Question for

Is the WGA on strike? The series I am working on is going ahead as though nothing was going on, but then I read in the trades that the WGA was on strike against agents. Is this going to affect the series I’m working on right now?

Answer by Brandon Blake, Entertainment Lawyer:

Thanks for a great question about the WGA-ATA conflict. The WGA has gone through with its plan to instruct WGA members to terminate their agent contracts, which is going on right now. This will have a big impact on the entertainment business, but probably not an immediate impact on anyone’s current productions. Please feel free to check out my Q&A Blog for a wealth of other entertainment related advice and articles at

The backstory is that the Writers Guild of America West (WGA), the Guild that most professional film and television writers are a member of, has had a long-standing dispute with talent agencies regarding packaging fees. In fact, this goes all the way back to 1976, which was the last time that the WGA negotiated an agreement with the Association of Talent Agents (ATA). Just to back track and clarify, this has nothing to do with the Alliance of Motion Picture and Television Producers (AMPTP) or with the Minimum Basic Agreement for writers’ minimum fees.

Back in 1976, when the WGA negotiated with the ATA, it was already unhappy with the packaging fees that were allowed for in the agreement, but it was a seemingly small issue at the time. Little did the Writers Guild know that over the next 43 years, “packaging” would become the principle activity of agents, which would eventually swallow up the whole industry and become the largest source of income for some agencies.


At the heart of the WGA-ATA strike are packaging fees, which for many are still a little bit mysterious. Packaging fees do not seem to fit within the three-part negotiation that involves film and television producers, agents, and the talent they represent. Note this effects performers and directors just as much as it effects writers.

In the traditional scenario, a producer will go out and hopefully raise some development money, then the producer will contact an agency and inquire about the rates to hire a writer for a film or television pilot. The agent will pass along the information to the writer, and if the writer is interested, will then negotiate a fee for that writer to perform the writing work needed. For his troubles, the agent will collect 10% of the fee payable to the writer. Not bad given all the agent did was sit in his office, take a phone call, and forward information to his client.

But, in reality that is not how things work at all. First off, many producers do not have financing. Second, writers are not content to let their agents sit in an office and take random phone calls once a month. This traditional scenario of how films and television series are developed never worked.

In reality, there are tens-of-thousands of producers, some financed and some not, all desperate to get their scripts, television concepts, and reality shows made. There are so many, in fact, that it becomes very difficult weed out legitimate projects. On the other side, there are hundreds-of-thousands of writers, actors, and directors hoping to work on a film or television project who are looking for quick results from their agents.


At the core of the conflict is something that most writers (and performers) are not aware of, which is that not every project is passed along to the writer. We already knew that the project had to come through an entertainment lawyer, or directly from a major studio or network. So, a lot of projects get cut out right there.

But, of the bona fide projects that come through representation, a few agencies still refuse to pass along information about those projects until a packaging fee has been arranged.

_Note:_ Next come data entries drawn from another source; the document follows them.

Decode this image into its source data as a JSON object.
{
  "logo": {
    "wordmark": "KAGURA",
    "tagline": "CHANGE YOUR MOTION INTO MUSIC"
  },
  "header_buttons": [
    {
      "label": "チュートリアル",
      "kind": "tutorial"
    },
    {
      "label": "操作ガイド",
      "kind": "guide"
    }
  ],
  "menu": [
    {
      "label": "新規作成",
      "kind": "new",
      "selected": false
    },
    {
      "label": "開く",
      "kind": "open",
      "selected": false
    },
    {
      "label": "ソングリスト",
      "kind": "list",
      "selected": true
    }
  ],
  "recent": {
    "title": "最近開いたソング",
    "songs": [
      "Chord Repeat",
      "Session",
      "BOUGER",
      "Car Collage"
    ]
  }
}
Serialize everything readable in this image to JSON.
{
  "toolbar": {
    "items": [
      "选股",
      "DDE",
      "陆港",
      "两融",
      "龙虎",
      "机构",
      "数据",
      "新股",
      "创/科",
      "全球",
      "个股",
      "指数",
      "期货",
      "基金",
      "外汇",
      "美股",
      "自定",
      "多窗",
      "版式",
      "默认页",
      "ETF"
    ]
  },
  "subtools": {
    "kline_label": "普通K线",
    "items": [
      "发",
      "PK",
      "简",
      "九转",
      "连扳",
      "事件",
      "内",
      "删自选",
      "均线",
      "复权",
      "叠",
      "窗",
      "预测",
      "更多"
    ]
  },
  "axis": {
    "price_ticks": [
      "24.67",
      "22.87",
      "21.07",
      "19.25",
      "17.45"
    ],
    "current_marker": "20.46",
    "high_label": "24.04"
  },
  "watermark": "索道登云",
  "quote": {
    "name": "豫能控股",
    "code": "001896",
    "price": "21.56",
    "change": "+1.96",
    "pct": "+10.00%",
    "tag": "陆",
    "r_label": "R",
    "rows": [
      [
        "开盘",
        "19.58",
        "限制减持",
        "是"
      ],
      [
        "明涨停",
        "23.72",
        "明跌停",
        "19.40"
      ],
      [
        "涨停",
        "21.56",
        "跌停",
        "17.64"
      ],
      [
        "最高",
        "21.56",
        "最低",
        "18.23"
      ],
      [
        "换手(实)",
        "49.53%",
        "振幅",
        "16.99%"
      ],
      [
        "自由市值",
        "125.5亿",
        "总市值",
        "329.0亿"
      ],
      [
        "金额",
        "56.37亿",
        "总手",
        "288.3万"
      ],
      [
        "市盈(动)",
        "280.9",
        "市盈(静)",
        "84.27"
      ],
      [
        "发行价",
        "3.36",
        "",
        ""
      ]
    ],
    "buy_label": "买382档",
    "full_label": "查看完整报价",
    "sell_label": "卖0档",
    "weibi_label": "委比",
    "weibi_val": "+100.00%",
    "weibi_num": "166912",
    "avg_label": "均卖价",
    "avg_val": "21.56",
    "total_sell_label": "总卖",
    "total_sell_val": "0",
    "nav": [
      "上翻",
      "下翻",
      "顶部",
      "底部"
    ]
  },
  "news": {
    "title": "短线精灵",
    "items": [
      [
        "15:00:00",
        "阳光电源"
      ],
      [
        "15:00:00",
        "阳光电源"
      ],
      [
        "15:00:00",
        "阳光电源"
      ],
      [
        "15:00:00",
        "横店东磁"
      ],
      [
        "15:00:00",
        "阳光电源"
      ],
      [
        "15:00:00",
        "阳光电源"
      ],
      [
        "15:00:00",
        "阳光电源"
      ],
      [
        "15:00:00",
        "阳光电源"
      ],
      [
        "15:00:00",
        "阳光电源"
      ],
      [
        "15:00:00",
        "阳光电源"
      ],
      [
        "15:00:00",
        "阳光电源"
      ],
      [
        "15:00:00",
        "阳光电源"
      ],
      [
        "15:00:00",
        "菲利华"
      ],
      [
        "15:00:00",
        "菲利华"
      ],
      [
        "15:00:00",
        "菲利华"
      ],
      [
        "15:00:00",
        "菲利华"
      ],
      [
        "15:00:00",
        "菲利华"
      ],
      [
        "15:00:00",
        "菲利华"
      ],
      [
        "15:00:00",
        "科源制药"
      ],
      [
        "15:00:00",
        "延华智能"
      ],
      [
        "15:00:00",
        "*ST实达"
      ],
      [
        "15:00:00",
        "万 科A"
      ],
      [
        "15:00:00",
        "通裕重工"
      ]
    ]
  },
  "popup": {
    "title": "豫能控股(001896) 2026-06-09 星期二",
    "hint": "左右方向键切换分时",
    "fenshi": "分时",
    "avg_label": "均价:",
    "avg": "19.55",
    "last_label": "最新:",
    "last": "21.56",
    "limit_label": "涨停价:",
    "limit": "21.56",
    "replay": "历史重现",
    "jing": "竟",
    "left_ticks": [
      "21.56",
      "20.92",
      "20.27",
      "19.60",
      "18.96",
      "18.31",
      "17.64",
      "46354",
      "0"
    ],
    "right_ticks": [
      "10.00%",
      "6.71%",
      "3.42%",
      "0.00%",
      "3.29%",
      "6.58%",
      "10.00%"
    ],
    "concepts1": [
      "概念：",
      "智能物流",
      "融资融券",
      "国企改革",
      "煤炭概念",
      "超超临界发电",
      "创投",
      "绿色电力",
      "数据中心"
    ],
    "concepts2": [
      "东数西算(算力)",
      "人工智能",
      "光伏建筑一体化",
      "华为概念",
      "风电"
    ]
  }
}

That’s why at the center of the new WGA Code of Conduct, the code says an agent must pass along all projects to the writer client. That doesn’t seem that radical, unless you know that some agencies have based their entire business model around not doing the above at all.


There are some realities about putting together a film or television series that probably even a lot of WGA writers are not aware. One is that packaging a project, which involves bringing together cast, writers, and directors with viable production companies and real distribution is hard, time consuming work.

If agents are the one being tasked with basically “producing” the entire project, it makes sense that they should be compensated for that work. Being paid out of the eventual production budget is a great idea, but how does an agent get to the point where there is a budget?

The problem is that the packaging fee is coming from the studio or the production company, which is technically the opposite party. The conflict of interest that arises is a natural result of the financial arrangement. If the studio is paying the agent for the cost of putting together the project, which is what packaging is, then who is going to get the better deal, the writer or the studio?


If the WGA is successful it is going to make a lot of opportunities for independent film and television producers.

When the agencies are not too tied up with production and sales, and are available to hear about all legitimate projects that come through representation, it means they will be available to review more projects, expanding the number projects that writers are receiving, and allowing producers to find exactly the right person for the job.

In addition to opening the doors to more independent production, more writers might also now choose to have their deals negotiated by an entertainment lawyer, to ensure that the deal is in their own best interest.

Feel free to contact our office about rates for our packaging and representation services, and please do not decide about complex entertainment legal matters without consulting an experienced entertainment lawyer first. At BLAKE & WANG P.A. I have been representing feature film projects, television series, and recording artists for more than 19 years. Please feel free to contact my office at about a quote.

- By Brandon Blake, Entertainment Lawyer